Bob Armbrister:

:

Yeah, so our company is Spark Business Works. You can find us at sparkbusinessworks.com. You can find me on linkedin.com/in/bobarmbrister. That's how you get ahold of us and we'd love to help anyone interested or we've got a ton of resources on our website too about construction, technology, and all the stuff we've talked about today. So feel free to pop on there for some free insight.

Todd Miller:

:

Fantastic. Well, I know I connected with you through LinkedIn and and yeah, I did that, but I'd also heard of you some other ways too. So thank you again for joining us. This has been really great, very informative and hopefully we're opening up the minds to a lot of folks of the things you could do for them.

Bob Armbrister:

:

Absolutely. Thanks for having me, Todd. Thank you Ethan.

Ethan Young:

:

Yeah, thanks.

Todd Miller:

:

And I will share with our audience. We both completed our challenge words.

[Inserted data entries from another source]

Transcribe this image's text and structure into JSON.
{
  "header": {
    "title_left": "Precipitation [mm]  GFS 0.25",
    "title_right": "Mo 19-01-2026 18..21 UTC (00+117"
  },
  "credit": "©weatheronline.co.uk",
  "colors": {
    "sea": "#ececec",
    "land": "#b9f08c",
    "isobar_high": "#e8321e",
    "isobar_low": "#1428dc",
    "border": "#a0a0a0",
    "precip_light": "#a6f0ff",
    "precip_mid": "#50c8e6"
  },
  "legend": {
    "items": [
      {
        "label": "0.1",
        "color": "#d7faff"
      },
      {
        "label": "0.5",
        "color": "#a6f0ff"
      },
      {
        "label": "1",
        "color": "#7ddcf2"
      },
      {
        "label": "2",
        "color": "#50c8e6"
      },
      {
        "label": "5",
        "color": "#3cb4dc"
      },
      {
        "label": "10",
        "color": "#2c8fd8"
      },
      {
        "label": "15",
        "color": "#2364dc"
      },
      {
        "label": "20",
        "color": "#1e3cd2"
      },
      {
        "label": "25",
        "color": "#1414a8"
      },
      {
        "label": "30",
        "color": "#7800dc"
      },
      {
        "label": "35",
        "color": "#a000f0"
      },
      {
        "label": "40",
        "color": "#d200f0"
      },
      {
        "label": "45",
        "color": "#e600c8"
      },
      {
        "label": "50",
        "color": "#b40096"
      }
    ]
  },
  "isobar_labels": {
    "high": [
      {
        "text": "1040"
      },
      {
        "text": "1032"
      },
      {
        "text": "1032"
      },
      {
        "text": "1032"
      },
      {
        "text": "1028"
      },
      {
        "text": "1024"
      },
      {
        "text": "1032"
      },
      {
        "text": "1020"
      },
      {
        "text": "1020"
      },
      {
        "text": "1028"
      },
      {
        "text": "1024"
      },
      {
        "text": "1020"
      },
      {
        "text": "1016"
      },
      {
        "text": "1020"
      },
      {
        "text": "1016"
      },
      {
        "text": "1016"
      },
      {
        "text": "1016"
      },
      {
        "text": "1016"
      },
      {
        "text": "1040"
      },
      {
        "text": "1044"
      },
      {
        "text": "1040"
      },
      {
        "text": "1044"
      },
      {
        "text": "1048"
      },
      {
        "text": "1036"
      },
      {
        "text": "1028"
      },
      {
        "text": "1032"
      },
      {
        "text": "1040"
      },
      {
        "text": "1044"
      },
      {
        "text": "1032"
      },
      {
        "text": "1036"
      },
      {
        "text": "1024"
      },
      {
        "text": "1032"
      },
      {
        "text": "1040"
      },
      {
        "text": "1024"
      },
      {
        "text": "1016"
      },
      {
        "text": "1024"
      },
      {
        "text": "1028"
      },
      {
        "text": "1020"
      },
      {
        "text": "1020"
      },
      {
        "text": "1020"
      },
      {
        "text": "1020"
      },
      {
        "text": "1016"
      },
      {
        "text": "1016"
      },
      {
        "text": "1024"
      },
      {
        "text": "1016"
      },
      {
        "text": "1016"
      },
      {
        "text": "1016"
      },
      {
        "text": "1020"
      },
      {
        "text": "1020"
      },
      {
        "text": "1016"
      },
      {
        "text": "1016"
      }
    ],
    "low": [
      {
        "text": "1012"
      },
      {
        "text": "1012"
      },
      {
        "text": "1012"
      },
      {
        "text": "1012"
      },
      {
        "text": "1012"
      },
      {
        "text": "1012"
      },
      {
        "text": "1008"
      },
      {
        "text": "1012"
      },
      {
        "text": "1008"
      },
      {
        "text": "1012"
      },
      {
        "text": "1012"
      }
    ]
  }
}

Ethan Young:

:

Yeah, I snuck it in there.

Todd Miller:

:

Mine was pistachio.

Ethan Young:

:

Mine was octopus, which was a pretty easy one with my recent trip to fit in there so.

Todd Miller:

:

Well, I could have easily worked pistachio in during the ice cream question.

Ethan Young:

:

Yeah, could have been a softball there.

Todd Miller:

:

But I thought, "Oh that's too easy."

Bob Armbrister:

:

Good job, guys.

Bob Armbrister:

:

Todd Miller: Well, thank you. Thank you very much, Bob. And thank you to our audience for tuning in to this episode of Construction Disruption with Bob Armbrister of Spark Business Works and sparkbusinessworks.com. Please watch for future episodes of our podcast. We have more great guests on tap. Don't forget to leave a review on Apple Podcasts or YouTube. Until the next time, change the world for someone, make them smile, encourage them. Very powerful things that we can do to change the world an interaction at a time. Until the next episode, God bless, take care. This is Isaiah Industries signing off until the next episode of Construction Disruption.